## EXERCISE OBJECTIVE
Repeat the records below verbatim, and do not copy their pictures.

PROVIDED INFORMATION START

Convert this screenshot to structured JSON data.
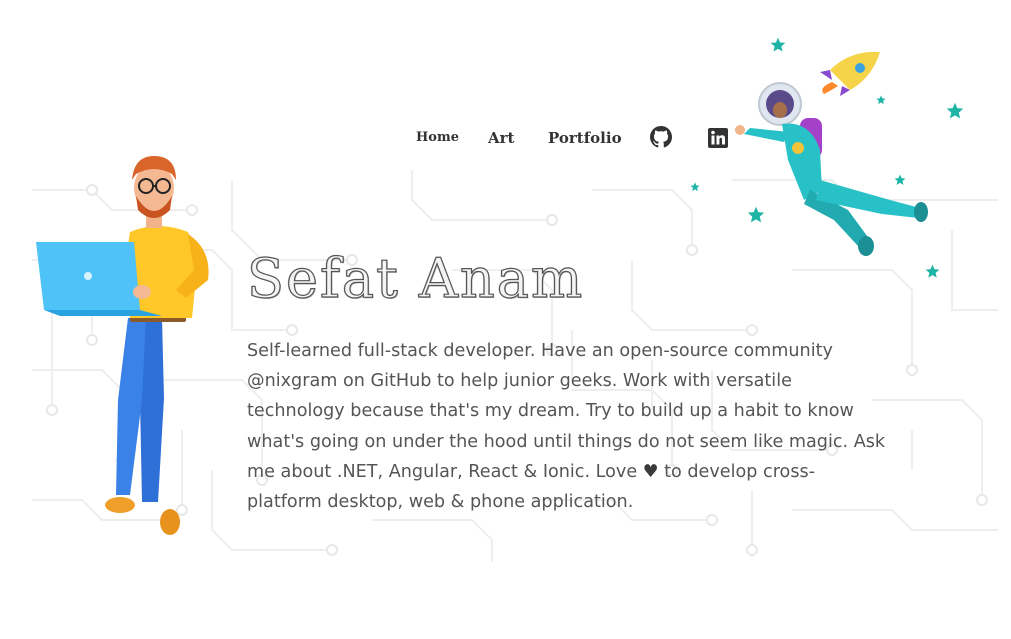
{
  "nav": {
    "home": "Home",
    "art": "Art",
    "portfolio": "Portfolio",
    "github_icon": "github-icon",
    "linkedin_icon": "linkedin-icon"
  },
  "hero": {
    "name": "Sefat Anam",
    "bio_before_heart": "Self-learned full-stack developer. Have an open-source community @nixgram on GitHub to help junior geeks. Work with versatile technology because that's my dream. Try to build up a habit to know what's going on under the hood until things do not seem like magic. Ask me about .NET, Angular, React & Ionic. Love ",
    "heart_icon": "heart-icon",
    "bio_after_heart": " to develop cross-platform desktop, web & phone application."
  },
  "illustrations": {
    "developer": "developer-with-laptop-illustration",
    "astronaut": "astronaut-illustration",
    "rocket": "rocket-icon",
    "stars": "star-icon"
  },
  "colors": {
    "text": "#555555",
    "nav": "#333333",
    "star": "#1fb5a6",
    "circuit": "#efefef"
  }
}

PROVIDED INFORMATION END

## EXPECTED ANSWER
Convert this screenshot to structured JSON data.
{
  "nav": {
    "home": "Home",
    "art": "Art",
    "portfolio": "Portfolio",
    "github_icon": "github-icon",
    "linkedin_icon": "linkedin-icon"
  },
  "hero": {
    "name": "Sefat Anam",
    "bio_before_heart": "Self-learned full-stack developer. Have an open-source community @nixgram on GitHub to help junior geeks. Work with versatile technology because that's my dream. Try to build up a habit to know what's going on under the hood until things do not seem like magic. Ask me about .NET, Angular, React & Ionic. Love ",
    "heart_icon": "heart-icon",
    "bio_after_heart": " to develop cross-platform desktop, web & phone application."
  },
  "illustrations": {
    "developer": "developer-with-laptop-illustration",
    "astronaut": "astronaut-illustration",
    "rocket": "rocket-icon",
    "stars": "star-icon"
  },
  "colors": {
    "text": "#555555",
    "nav": "#333333",
    "star": "#1fb5a6",
    "circuit": "#efefef"
  }
}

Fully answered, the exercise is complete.